You should create a research proposal outline. An outline is like the foundation and framework of a house, and the words are the bricks and wood that are built around it. Writing an outline will help you to stay organized and avoid running down “rabbit trails” - unnecessary content that detracts from your main idea. It keeps you focused and on task.
When the American science-fiction writer Robert Heinlein was asked what the secret to writing was, he replied, “Just write.” That is what you must do. Type just a little bit every day until you are finished. Eventually you will be done, and you will have a finished proposal ready to be presented to your committee.
Mind Your Audience
This advice goes for any kind of writing. Write for your audience. Ensure that the language you are using in your proposal is appropriate. Do not use colloquialisms or slang unless they are directly related to the subject of your study.
You should also write so that people can understand you rather than to be exclusive. Do not use jargon or research methods that your professors are unfamiliar with. Do that and your readers will take you as arrogant, not brilliant. Clearly define and explain new methods and jargon in the footnotes or text.
Writing does not have to be an arduous task. If you follow EduBirdie’s advice you’ll have a pretty high chance to learn how to write a research proposal, and success is guaranteed.
If these pointers are still not enough, contact EduBirdie’s customer service agents via live chat. They can direct you to a writer who can help you with your task. Our writers specialize in all kinds of disciplines, and they can assist you with completing any assignment. Find out more by visiting EduBirdie.com!

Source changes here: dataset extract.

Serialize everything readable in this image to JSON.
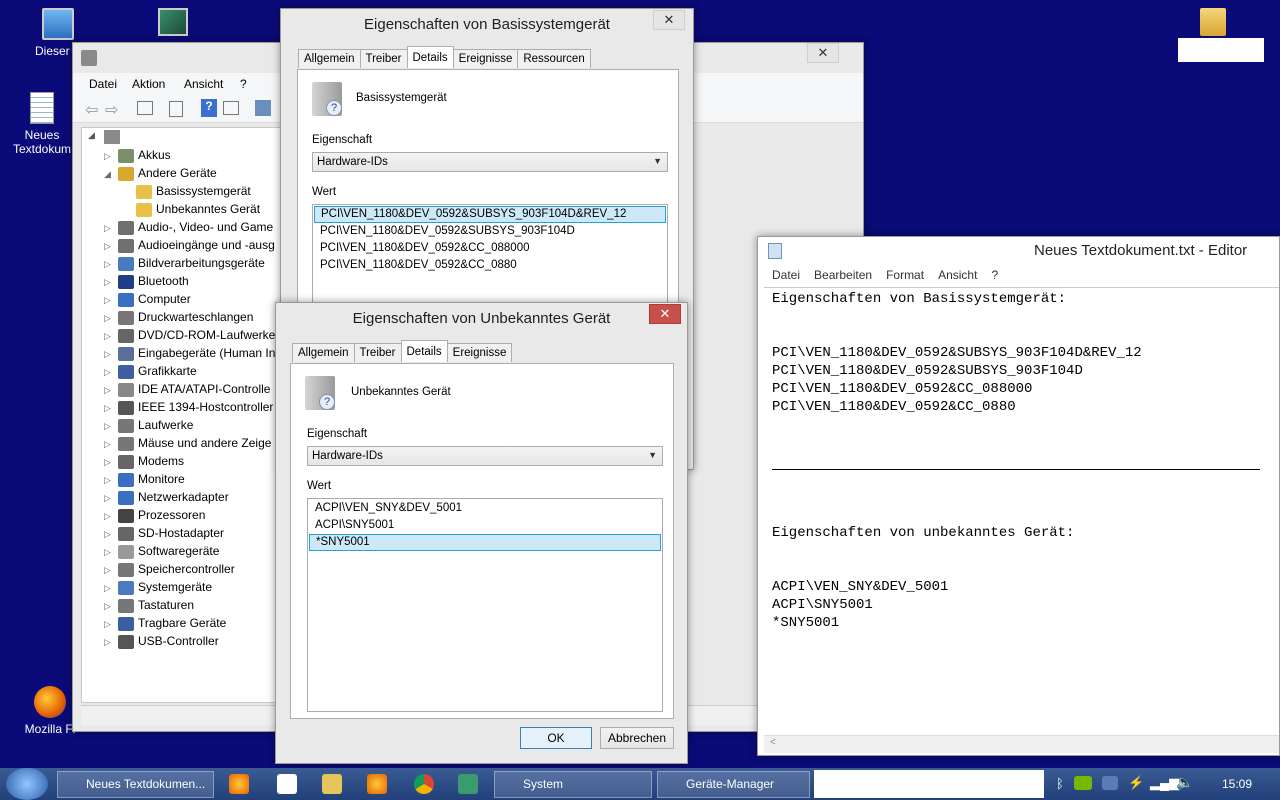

The writers, editors, and project managers of EduBirdie sincerely wish you the best of luck with your studies. Contact us anytime if you find yourself stuck in academic muck. We’ll give you a good push!
Order your paper now!